Testing from a user experience point of view is an important part of the Quality Assurance process.
Most commonly used for websites and applications, usability testing has become a popular user research method for assessing different aspects of a product. By conducting usability tests early and often in the development process, many issues with the product or website can be targeted and resolved before a final release.
In usability testing basically the testers tests the ease with which the user interfaces can be used. The process starts with defining the website’s goals and what it must accomplish. As a result, the QA engineers prepare a specific set of tasks and outlay the elements to look for during tests:
- the ease with which specific tasks can be completed
- the ease with which specific information can be found
- whether the user will be satisfied with the design and layout (is the website easy to use, clear enough etc.)
- whether the user will find the website that it loads fast enough?
- whether navigation labels, page titles, headings, and other terms are easy to understand and accurate
- whether icons and other images are helpful and easy to understand
- whether downloadable items can be downloaded quickly and satisfactorily
- whether password-protected areas are easy to log into and use
- whether errors occur during browsing, and if they do, whether appropriate and helpful error messages are received

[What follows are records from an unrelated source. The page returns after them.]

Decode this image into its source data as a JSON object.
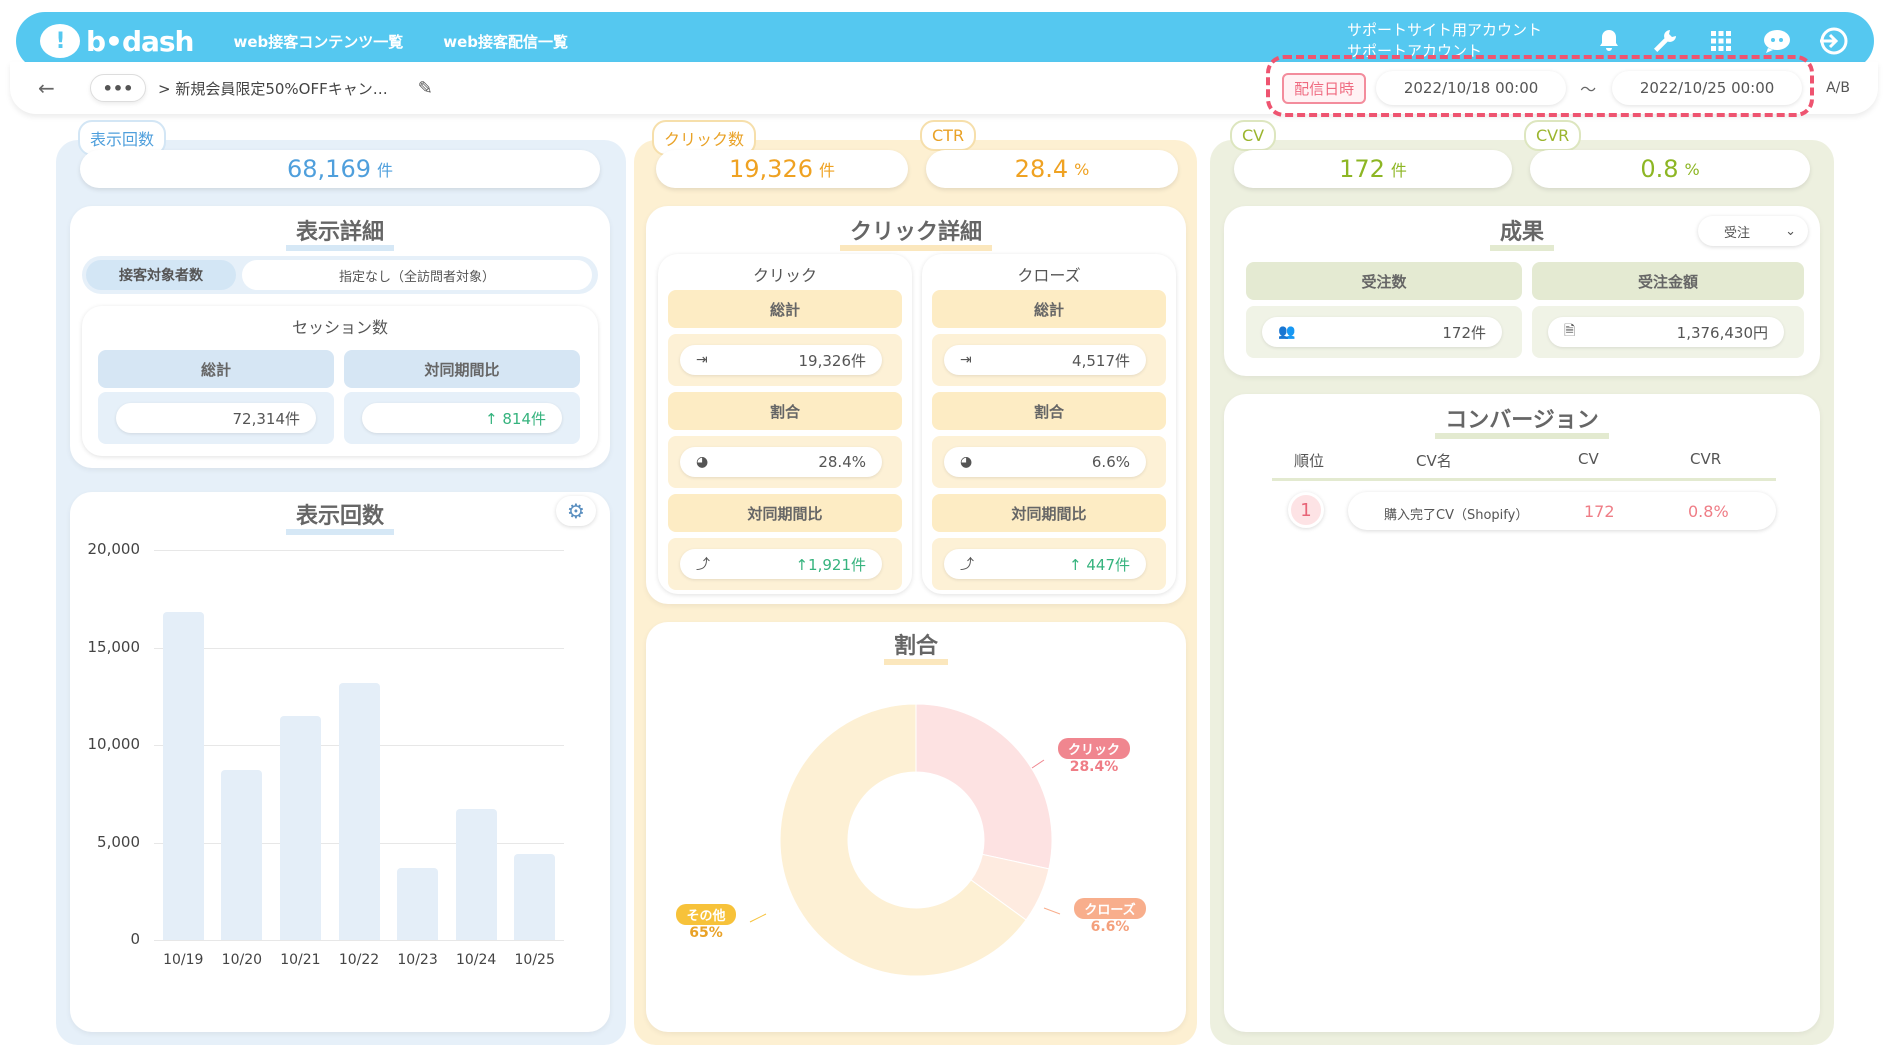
{
  "nav": {
    "logo_text": "b•dash",
    "link1": "web接客コンテンツ一覧",
    "link2": "web接客配信一覧",
    "account_line1": "サポートサイト用アカウント",
    "account_line2": "サポートアカウント"
  },
  "subbar": {
    "dots": "•••",
    "breadcrumb": "> 新規会員限定50%OFFキャン…",
    "date_label": "配信日時",
    "date_from": "2022/10/18 00:00",
    "tilde": "〜",
    "date_to": "2022/10/25 00:00",
    "ab": "A/B"
  },
  "kpis": {
    "impressions_label": "表示回数",
    "impressions_value": "68,169",
    "clicks_label": "クリック数",
    "clicks_value": "19,326",
    "ctr_label": "CTR",
    "ctr_value": "28.4",
    "cv_label": "CV",
    "cv_value": "172",
    "cvr_label": "CVR",
    "cvr_value": "0.8",
    "unit_ken": "件",
    "unit_pct": "%"
  },
  "display_detail": {
    "title": "表示詳細",
    "target_label": "接客対象者数",
    "target_value": "指定なし（全訪問者対象）",
    "session_title": "セッション数",
    "total_label": "総計",
    "yoy_label": "対同期間比",
    "total_value": "72,314件",
    "yoy_value": "↑ 814件"
  },
  "bar_section": {
    "title": "表示回数"
  },
  "chart_data": {
    "type": "bar",
    "categories": [
      "10/19",
      "10/20",
      "10/21",
      "10/22",
      "10/23",
      "10/24",
      "10/25"
    ],
    "values": [
      16800,
      8700,
      11500,
      13200,
      3700,
      6700,
      4400
    ],
    "ylim": [
      0,
      20000
    ],
    "yticks": [
      "20,000",
      "15,000",
      "10,000",
      "5,000",
      "0"
    ],
    "ytick_values": [
      20000,
      15000,
      10000,
      5000,
      0
    ]
  },
  "click_detail": {
    "title": "クリック詳細",
    "click": {
      "title": "クリック",
      "total_label": "総計",
      "total_value": "19,326件",
      "ratio_label": "割合",
      "ratio_value": "28.4%",
      "yoy_label": "対同期間比",
      "yoy_value": "↑1,921件"
    },
    "close": {
      "title": "クローズ",
      "total_label": "総計",
      "total_value": "4,517件",
      "ratio_label": "割合",
      "ratio_value": "6.6%",
      "yoy_label": "対同期間比",
      "yoy_value": "↑ 447件"
    }
  },
  "ratio_section": {
    "title": "割合",
    "slices": [
      {
        "name": "クリック",
        "value": 28.4,
        "label": "28.4%",
        "color": "#fde2e2",
        "tag_color": "#f0868f",
        "text_color": "#ef7d86"
      },
      {
        "name": "クローズ",
        "value": 6.6,
        "label": "6.6%",
        "color": "#feebe0",
        "tag_color": "#f8ae8c",
        "text_color": "#f4a07c"
      },
      {
        "name": "その他",
        "value": 65,
        "label": "65%",
        "color": "#fdf0d4",
        "tag_color": "#f7c23a",
        "text_color": "#e9a227"
      }
    ]
  },
  "results": {
    "title": "成果",
    "select_value": "受注",
    "orders_label": "受注数",
    "amount_label": "受注金額",
    "orders_value": "172件",
    "amount_value": "1,376,430円"
  },
  "conversion": {
    "title": "コンバージョン",
    "headers": [
      "順位",
      "CV名",
      "CV",
      "CVR"
    ],
    "rows": [
      {
        "rank": "1",
        "name": "購入完了CV（Shopify）",
        "cv": "172",
        "cvr": "0.8%"
      }
    ]
  }
}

- whether information contained by the website is sufficient, or there is too little or too much information
- whether or not the user would return to the web site
- whether or not the user would recommend the web site to others
Setting up a usability test require carefully outlining scenarios to determine whether the website or the product built is user-friendly or not. These scenarios provide a picture of the intended user experience, what exactly users are looking for on the website and how they go about it. Usability is used to spark changes in the design and to facilitate user flow on the website.